PROMPT:
Repeat the records below verbatim.

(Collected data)
• • • •
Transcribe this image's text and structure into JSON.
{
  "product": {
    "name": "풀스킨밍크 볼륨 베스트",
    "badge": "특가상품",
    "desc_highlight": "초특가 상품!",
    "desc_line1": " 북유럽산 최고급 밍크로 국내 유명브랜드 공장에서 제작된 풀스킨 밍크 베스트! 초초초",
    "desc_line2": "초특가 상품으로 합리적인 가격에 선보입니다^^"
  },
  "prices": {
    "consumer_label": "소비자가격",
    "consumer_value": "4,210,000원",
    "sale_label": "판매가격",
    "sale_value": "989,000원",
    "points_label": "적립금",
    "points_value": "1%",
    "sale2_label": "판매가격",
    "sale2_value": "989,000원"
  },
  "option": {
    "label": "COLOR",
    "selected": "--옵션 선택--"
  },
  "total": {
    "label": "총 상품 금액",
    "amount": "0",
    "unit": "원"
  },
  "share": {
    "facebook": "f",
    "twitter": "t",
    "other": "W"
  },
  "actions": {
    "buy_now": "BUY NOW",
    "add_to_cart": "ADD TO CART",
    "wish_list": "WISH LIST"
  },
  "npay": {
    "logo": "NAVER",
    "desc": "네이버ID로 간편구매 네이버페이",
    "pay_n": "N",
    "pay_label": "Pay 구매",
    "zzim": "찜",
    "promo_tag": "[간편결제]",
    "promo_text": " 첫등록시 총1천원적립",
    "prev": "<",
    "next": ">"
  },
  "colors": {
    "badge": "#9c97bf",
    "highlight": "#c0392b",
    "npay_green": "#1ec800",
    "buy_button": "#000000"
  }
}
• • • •
ANSWER SECTION:
Transcribe this image's text and structure into JSON.
{
  "product": {
    "name": "풀스킨밍크 볼륨 베스트",
    "badge": "특가상품",
    "desc_highlight": "초특가 상품!",
    "desc_line1": " 북유럽산 최고급 밍크로 국내 유명브랜드 공장에서 제작된 풀스킨 밍크 베스트! 초초초",
    "desc_line2": "초특가 상품으로 합리적인 가격에 선보입니다^^"
  },
  "prices": {
    "consumer_label": "소비자가격",
    "consumer_value": "4,210,000원",
    "sale_label": "판매가격",
    "sale_value": "989,000원",
    "points_label": "적립금",
    "points_value": "1%",
    "sale2_label": "판매가격",
    "sale2_value": "989,000원"
  },
  "option": {
    "label": "COLOR",
    "selected": "--옵션 선택--"
  },
  "total": {
    "label": "총 상품 금액",
    "amount": "0",
    "unit": "원"
  },
  "share": {
    "facebook": "f",
    "twitter": "t",
    "other": "W"
  },
  "actions": {
    "buy_now": "BUY NOW",
    "add_to_cart": "ADD TO CART",
    "wish_list": "WISH LIST"
  },
  "npay": {
    "logo": "NAVER",
    "desc": "네이버ID로 간편구매 네이버페이",
    "pay_n": "N",
    "pay_label": "Pay 구매",
    "zzim": "찜",
    "promo_tag": "[간편결제]",
    "promo_text": " 첫등록시 총1천원적립",
    "prev": "<",
    "next": ">"
  },
  "colors": {
    "badge": "#9c97bf",
    "highlight": "#c0392b",
    "npay_green": "#1ec800",
    "buy_button": "#000000"
  }
}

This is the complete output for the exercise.